Housing starts are a critical predictor of future home builder sales
Housing starts are released jointly by the Census Bureau and the Department of Housing and Urban Development. Analysts use the information to anticipate future production for home builders, future demand for raw materials, and labor costs. This data will even affect the forecasts for home-related retailers, like Lowe’s and Home Depot.
Housing starts cover the number of privately-owned housing units that were started in a given period. For multi-family units, each individual unit is considered to be a housing start. If there is a lot of multi-family construction happening, then housing starts can become elevated and care must be taken not to read too much into the builders of single-family homes.
Multi-family construction drove the increase
Housing starts rose from 856,000 to 914,000. If you look closely at the numbers, it was all multi-family (5+ units) that drove the increase. Multi-fam starts were 245,000 in April and increased to 306,000 in May. Single-family starts increased modestly from 597,000 to 599,000. Single family starts have been much more stable than multi-family starts and have exhibited a steady rise.
Starts fell in the Midwest, from 153,000 to 132,000, with an exceptionally wet May depressing numbers. Starts rose markedly in the South from 416,000 to 490,000.
Right now, there is a boom for rental properties as institutional investors chase the high single-digit rental yields that are available. This is making life more difficult for young adults who find themselves most vulnerable in the job market, struggling with student loan debt and are competing with the likes of Blackrock (BLK) and Blackstone (BX) for starter homes.

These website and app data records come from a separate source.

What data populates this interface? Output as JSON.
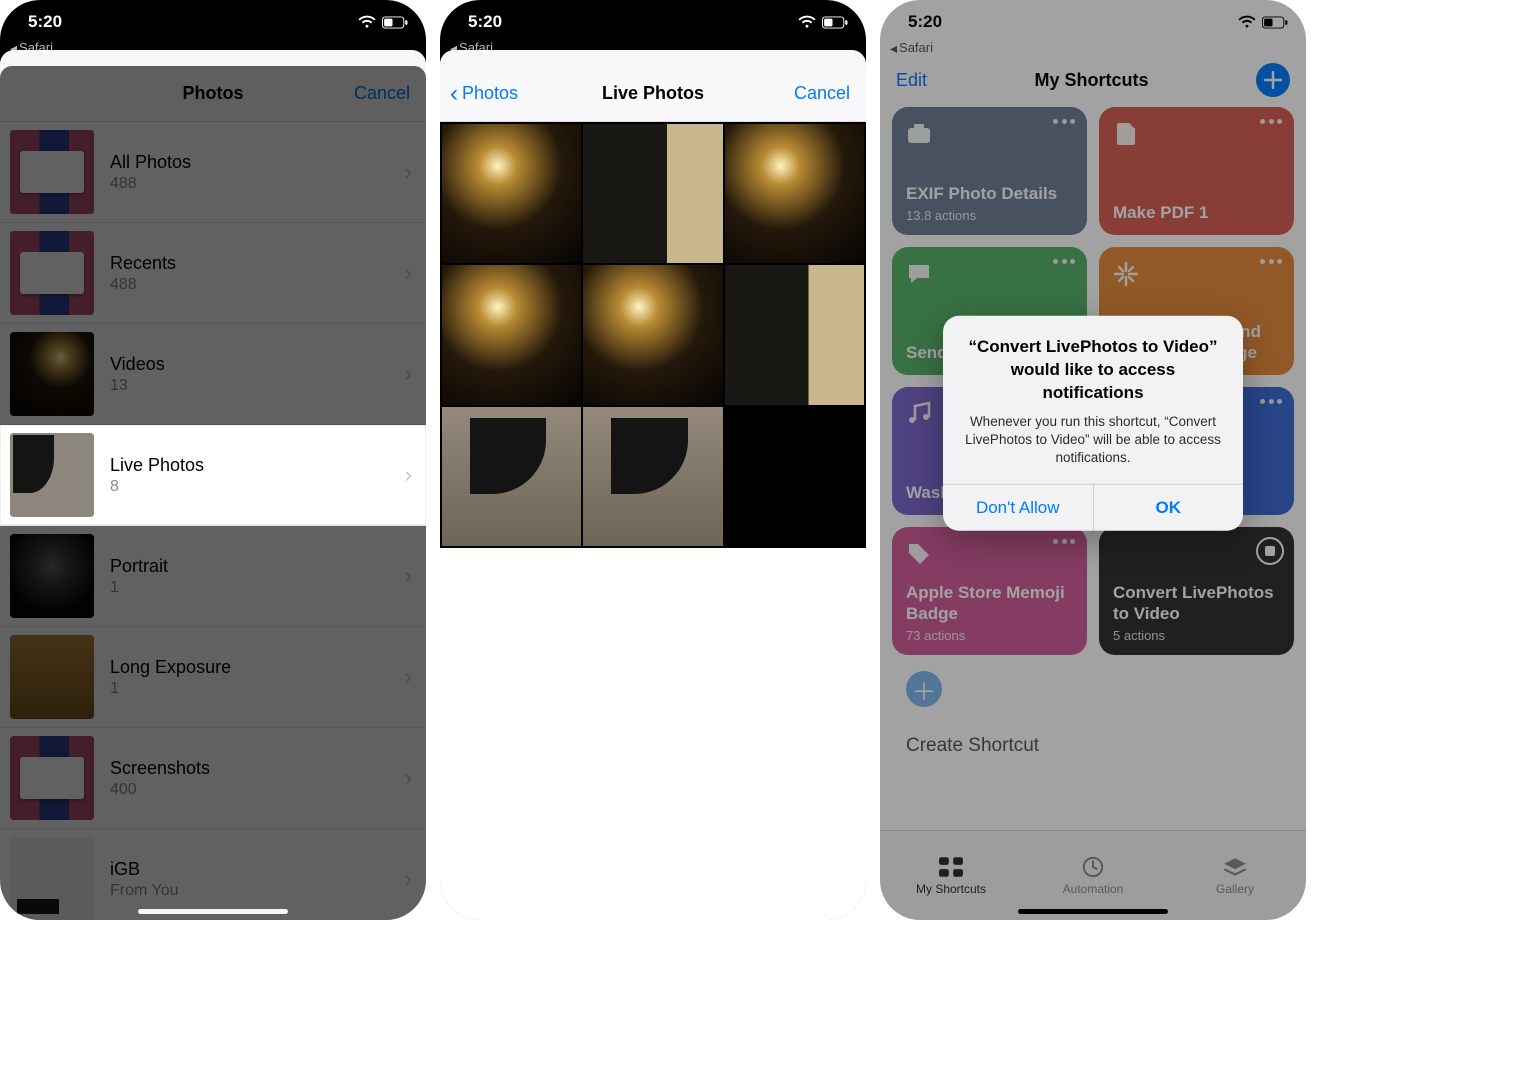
{
  "status": {
    "time": "5:20",
    "back_app": "Safari"
  },
  "panel1": {
    "header": {
      "title": "Photos",
      "cancel": "Cancel"
    },
    "albums": [
      {
        "name": "All Photos",
        "count": "488",
        "thumb": "collage"
      },
      {
        "name": "Recents",
        "count": "488",
        "thumb": "collage"
      },
      {
        "name": "Videos",
        "count": "13",
        "thumb": "dark"
      },
      {
        "name": "Live Photos",
        "count": "8",
        "thumb": "chair",
        "highlight": true
      },
      {
        "name": "Portrait",
        "count": "1",
        "thumb": "portrait"
      },
      {
        "name": "Long Exposure",
        "count": "1",
        "thumb": "warm"
      },
      {
        "name": "Screenshots",
        "count": "400",
        "thumb": "collage"
      },
      {
        "name": "iGB",
        "count": "From You",
        "thumb": "white"
      }
    ]
  },
  "panel2": {
    "header": {
      "back": "Photos",
      "title": "Live Photos",
      "cancel": "Cancel"
    },
    "photos": 8,
    "selected_index": 5
  },
  "panel3": {
    "nav": {
      "edit": "Edit",
      "title": "My Shortcuts"
    },
    "cards": [
      {
        "title": "EXIF Photo Details",
        "sub": "13.8 actions",
        "color": "slate",
        "icon": "camera"
      },
      {
        "title": "Make PDF 1",
        "sub": "",
        "color": "red",
        "icon": "document"
      },
      {
        "title": "Send delayed text",
        "sub": "",
        "color": "green",
        "icon": "chat"
      },
      {
        "title": "Record Audio And Send As Message",
        "sub": "",
        "color": "orange",
        "icon": "sparkle"
      },
      {
        "title": "Washing Hands",
        "sub": "",
        "color": "purple",
        "icon": "music"
      },
      {
        "title": "",
        "sub": "",
        "color": "blue",
        "icon": "none"
      },
      {
        "title": "Apple Store Memoji Badge",
        "sub": "73 actions",
        "color": "pink",
        "icon": "tag"
      },
      {
        "title": "Convert LivePhotos to Video",
        "sub": "5 actions",
        "color": "dark",
        "icon": "none",
        "running": true
      }
    ],
    "create": "Create Shortcut",
    "tabs": {
      "shortcuts": "My Shortcuts",
      "automation": "Automation",
      "gallery": "Gallery"
    },
    "alert": {
      "title": "“Convert LivePhotos to Video” would like to access notifications",
      "message": "Whenever you run this shortcut, “Convert LivePhotos to Video” will be able to access notifications.",
      "deny": "Don't Allow",
      "ok": "OK"
    }
  }
}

While 914,000 is quite a jump compared to a few years ago, relative to historical numbers it is quite low. From 1959 to 2002, housing starts averaged about 1.5 million units a year. In fact, housing starts typically bottomed at a million units during recessions. The fact that we only recently cracked the one million mark shows just how deep this housing recession was.
Implications for home builders

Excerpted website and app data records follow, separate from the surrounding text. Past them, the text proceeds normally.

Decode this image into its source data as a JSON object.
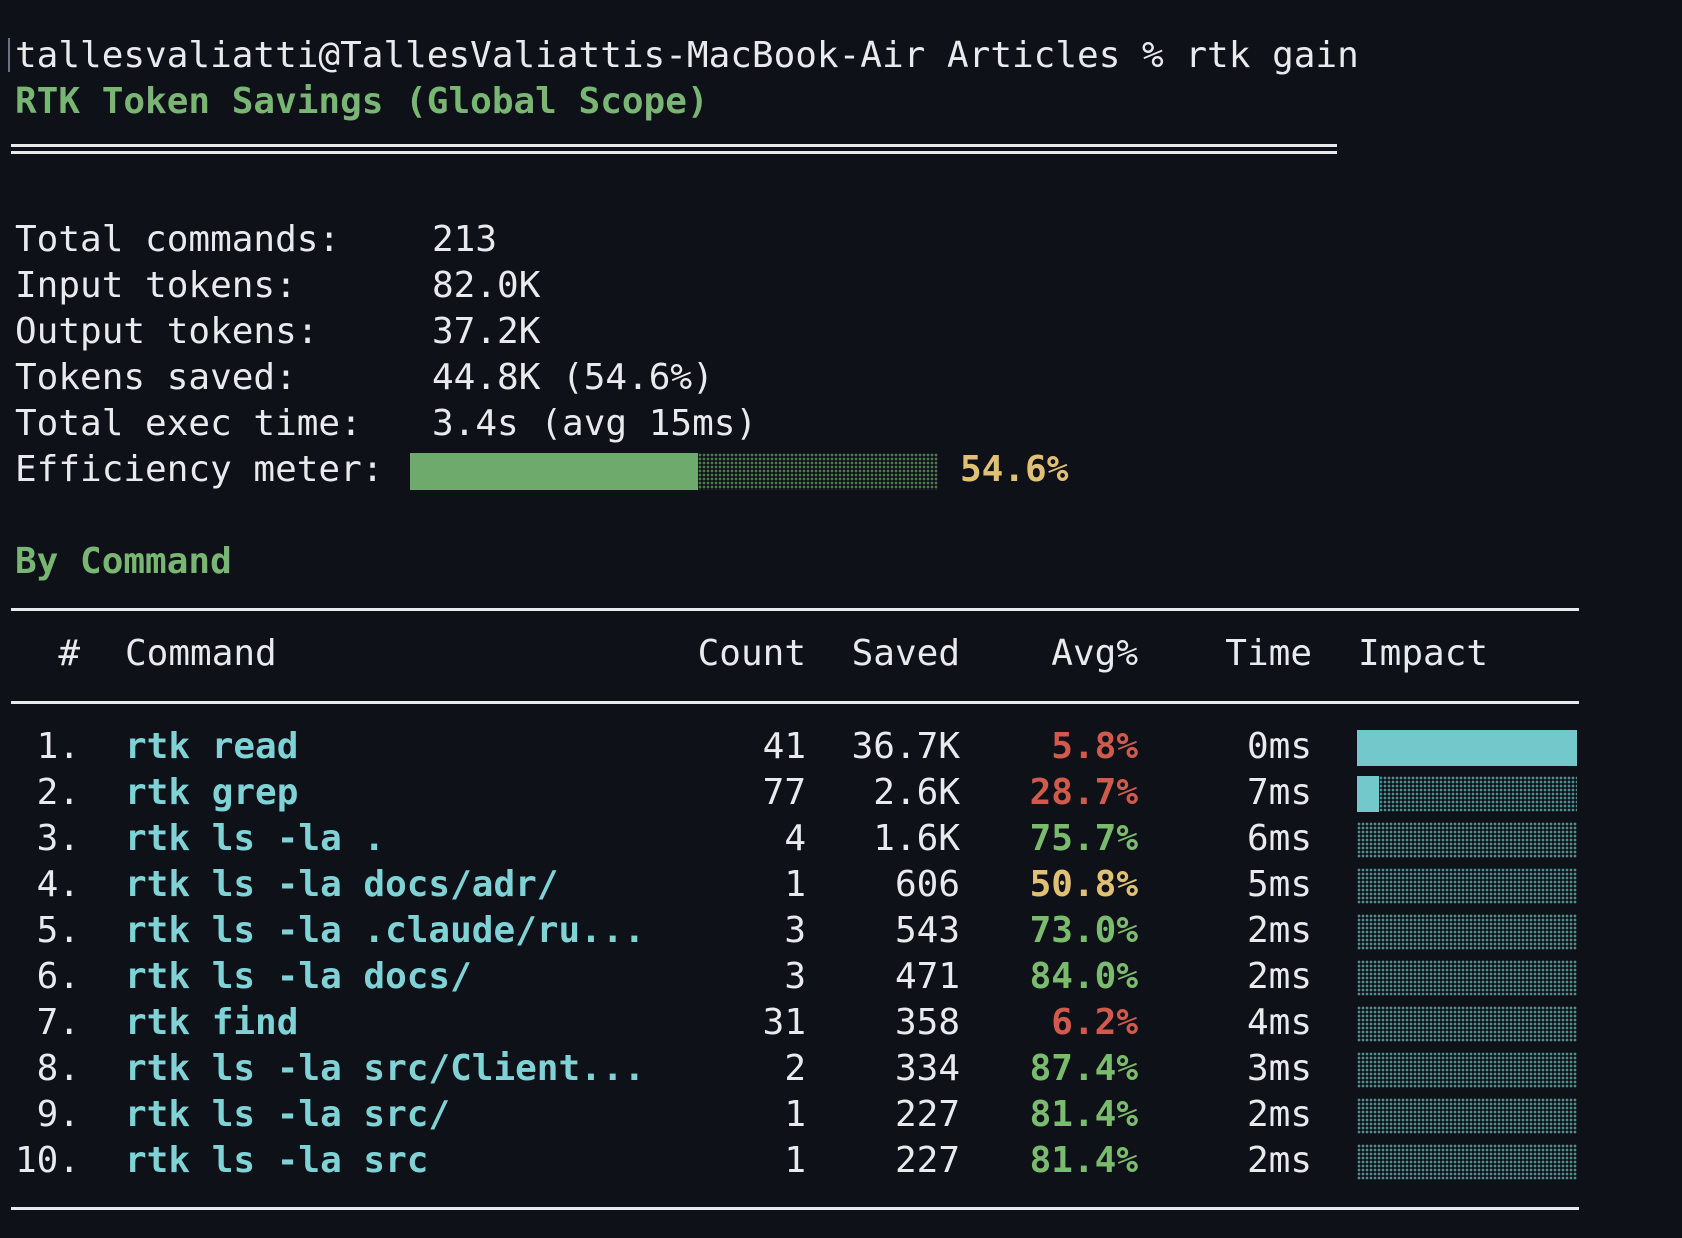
{
  "terminal": {
    "prompt": "tallesvaliatti@TallesValiattis-MacBook-Air Articles % rtk gain",
    "title": "RTK Token Savings (Global Scope)"
  },
  "summary": {
    "total_commands_label": "Total commands:",
    "total_commands": "213",
    "input_tokens_label": "Input tokens:",
    "input_tokens": "82.0K",
    "output_tokens_label": "Output tokens:",
    "output_tokens": "37.2K",
    "tokens_saved_label": "Tokens saved:",
    "tokens_saved": "44.8K (54.6%)",
    "exec_time_label": "Total exec time:",
    "exec_time": "3.4s (avg 15ms)",
    "efficiency_label": "Efficiency meter:",
    "efficiency_value": "54.6%",
    "efficiency_fraction": 0.546
  },
  "by_command": {
    "heading": "By Command",
    "headers": {
      "num": "#",
      "command": "Command",
      "count": "Count",
      "saved": "Saved",
      "avg": "Avg%",
      "time": "Time",
      "impact": "Impact"
    },
    "rows": [
      {
        "num": "1.",
        "command": "rtk read",
        "count": "41",
        "saved": "36.7K",
        "avg": "5.8%",
        "avg_color": "red",
        "time": "0ms",
        "impact": 1.0
      },
      {
        "num": "2.",
        "command": "rtk grep",
        "count": "77",
        "saved": "2.6K",
        "avg": "28.7%",
        "avg_color": "red",
        "time": "7ms",
        "impact": 0.1
      },
      {
        "num": "3.",
        "command": "rtk ls -la .",
        "count": "4",
        "saved": "1.6K",
        "avg": "75.7%",
        "avg_color": "green",
        "time": "6ms",
        "impact": 0.0
      },
      {
        "num": "4.",
        "command": "rtk ls -la docs/adr/",
        "count": "1",
        "saved": "606",
        "avg": "50.8%",
        "avg_color": "yellow",
        "time": "5ms",
        "impact": 0.0
      },
      {
        "num": "5.",
        "command": "rtk ls -la .claude/ru...",
        "count": "3",
        "saved": "543",
        "avg": "73.0%",
        "avg_color": "green",
        "time": "2ms",
        "impact": 0.0
      },
      {
        "num": "6.",
        "command": "rtk ls -la docs/",
        "count": "3",
        "saved": "471",
        "avg": "84.0%",
        "avg_color": "green",
        "time": "2ms",
        "impact": 0.0
      },
      {
        "num": "7.",
        "command": "rtk find",
        "count": "31",
        "saved": "358",
        "avg": "6.2%",
        "avg_color": "red",
        "time": "4ms",
        "impact": 0.0
      },
      {
        "num": "8.",
        "command": "rtk ls -la src/Client...",
        "count": "2",
        "saved": "334",
        "avg": "87.4%",
        "avg_color": "green",
        "time": "3ms",
        "impact": 0.0
      },
      {
        "num": "9.",
        "command": "rtk ls -la src/",
        "count": "1",
        "saved": "227",
        "avg": "81.4%",
        "avg_color": "green",
        "time": "2ms",
        "impact": 0.0
      },
      {
        "num": "10.",
        "command": "rtk ls -la src",
        "count": "1",
        "saved": "227",
        "avg": "81.4%",
        "avg_color": "green",
        "time": "2ms",
        "impact": 0.0
      }
    ]
  },
  "colors": {
    "background": "#0e1218",
    "text": "#e8eaed",
    "heading_green": "#79b573",
    "command_cyan": "#7fd3d6",
    "red": "#d05a4c",
    "yellow": "#e0c074",
    "green": "#7bbb6e"
  }
}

Today’s report had a negligible impact on the performance of the Home Builder ETF (XHB), which was up modestly with the market. This was undoubtedly due to the fact that multi-family drove the increase and not single-family homes. Home builders compete with rentals for new household formations, and as the supply of rental properties increases, rents should fall relative to house prices. This could negatively affect new home pricing at the margin. However, that has yet to become evident in the earnings of the homebuilders which were generally quite strong. Only NVR disappointed due to its geographical focus on the East Coast. Other homebuilders like Lennar (LEN), KB Homes (KBH), Standard Pacific (SPF), and Toll Brothers (TOL) reported large increases in orders and backlog.

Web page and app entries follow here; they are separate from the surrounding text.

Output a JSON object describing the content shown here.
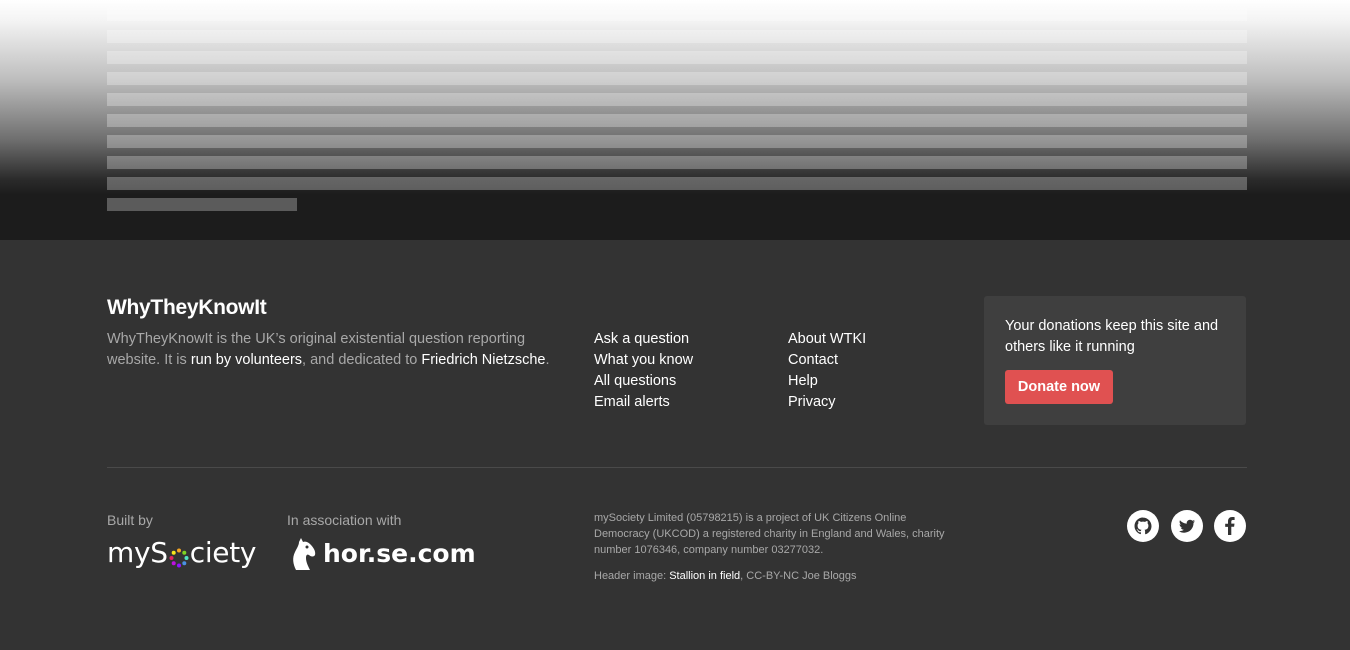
{
  "footer": {
    "site_title": "WhyTheyKnowIt",
    "description": {
      "part1": "WhyTheyKnowIt is the UK’s original existential question reporting website. It is ",
      "link1": "run by volunteers",
      "part2": ", and dedicated to ",
      "link2": "Friedrich Nietzsche",
      "part3": "."
    },
    "nav_left": [
      {
        "label": "Ask a question"
      },
      {
        "label": "What you know"
      },
      {
        "label": "All questions"
      },
      {
        "label": "Email alerts"
      }
    ],
    "nav_right": [
      {
        "label": "About WTKI"
      },
      {
        "label": "Contact"
      },
      {
        "label": "Help"
      },
      {
        "label": "Privacy"
      }
    ],
    "donate": {
      "text": "Your donations keep this site and others like it running",
      "button_label": "Donate now",
      "button_color": "#e05151"
    },
    "built_by_label": "Built by",
    "built_by_logo": {
      "prefix": "myS",
      "suffix": "ciety"
    },
    "association_label": "In association with",
    "association_logo": "hor.se.com",
    "legal": "mySociety Limited (05798215) is a project of UK Citizens Online Democracy (UKCOD) a registered charity in England and Wales, charity number 1076346, company number 03277032.",
    "credit": {
      "prefix": "Header image: ",
      "link": "Stallion in field",
      "suffix": ", CC-BY-NC Joe Bloggs"
    },
    "social": [
      "github-icon",
      "twitter-icon",
      "facebook-icon"
    ]
  },
  "colors": {
    "footer_bg": "#333333",
    "donate_box_bg": "#3f3f3f",
    "muted_text": "#a8a8a8"
  }
}
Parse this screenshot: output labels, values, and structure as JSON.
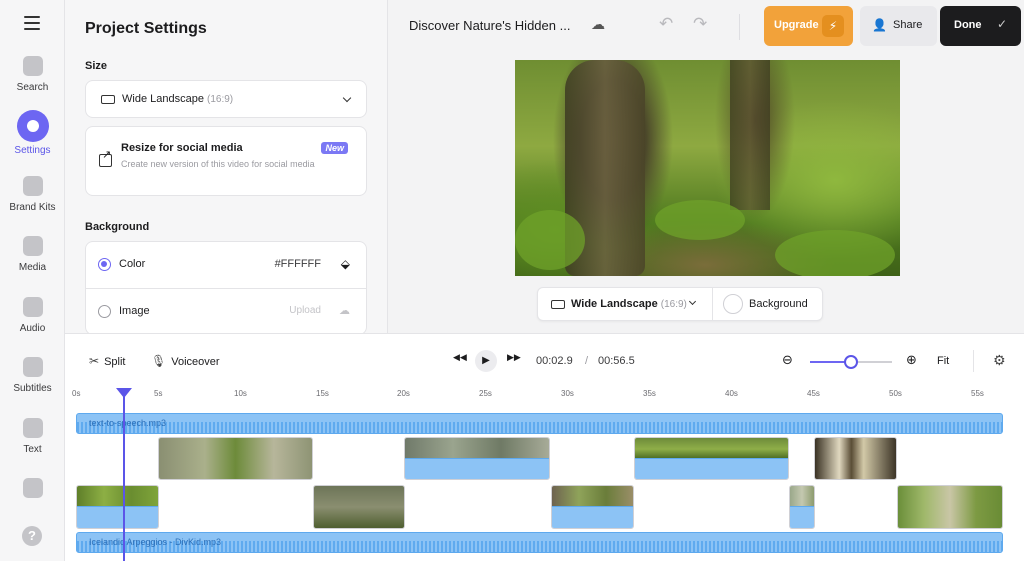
{
  "rail": {
    "items": [
      {
        "label": "Search",
        "icon": "search-icon"
      },
      {
        "label": "Settings",
        "icon": "settings-icon",
        "active": true
      },
      {
        "label": "Brand Kits",
        "icon": "brand-kit-icon"
      },
      {
        "label": "Media",
        "icon": "media-icon"
      },
      {
        "label": "Audio",
        "icon": "audio-icon"
      },
      {
        "label": "Subtitles",
        "icon": "subtitles-icon"
      },
      {
        "label": "Text",
        "icon": "text-icon"
      }
    ],
    "help": "?"
  },
  "panel": {
    "title": "Project Settings",
    "size_heading": "Size",
    "size_value": "Wide Landscape",
    "size_ratio": "(16:9)",
    "resize_title": "Resize for social media",
    "resize_desc": "Create new version of this video for social media",
    "resize_badge": "New",
    "background_heading": "Background",
    "bg_color_label": "Color",
    "bg_color_value": "#FFFFFF",
    "bg_image_label": "Image",
    "bg_image_upload": "Upload"
  },
  "topbar": {
    "title": "Discover Nature's Hidden ...",
    "upgrade": "Upgrade",
    "share": "Share",
    "done": "Done"
  },
  "canvas": {
    "size_value": "Wide Landscape",
    "size_ratio": "(16:9)",
    "background": "Background"
  },
  "timeline": {
    "split": "Split",
    "voiceover": "Voiceover",
    "current_time": "00:02.9",
    "separator": "/",
    "total_time": "00:56.5",
    "fit": "Fit",
    "zoom_level": 0.5,
    "ticks": [
      "0s",
      "5s",
      "10s",
      "15s",
      "20s",
      "25s",
      "30s",
      "35s",
      "40s",
      "45s",
      "50s",
      "55s"
    ],
    "tts_track": "text-to-speech.mp3",
    "music_track": "Icelandic Arpeggios - DivKid.mp3"
  },
  "colors": {
    "accent": "#6d66f2",
    "upgrade": "#f2a23a",
    "done": "#1c1c1e",
    "audio": "#8cc3f5"
  }
}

Right now, the difference between renting and buying is about the widest it has ever been. When one considers the difference between median house prices and median rents, purchasing is cheaper. Rock-bottom interest rates and low prices for starter homes are making home ownership very affordable. As the job market improves for younger adults, those that are currently renting will contemplate home ownership. The Obama Administration has been pushing banks to lend more and to use FHA loans for first-time home buyers. FHA loans require only 3.5% down, so they are perfect for the first time home buyer. This move from renting to purchasing will help home builders in the long-term.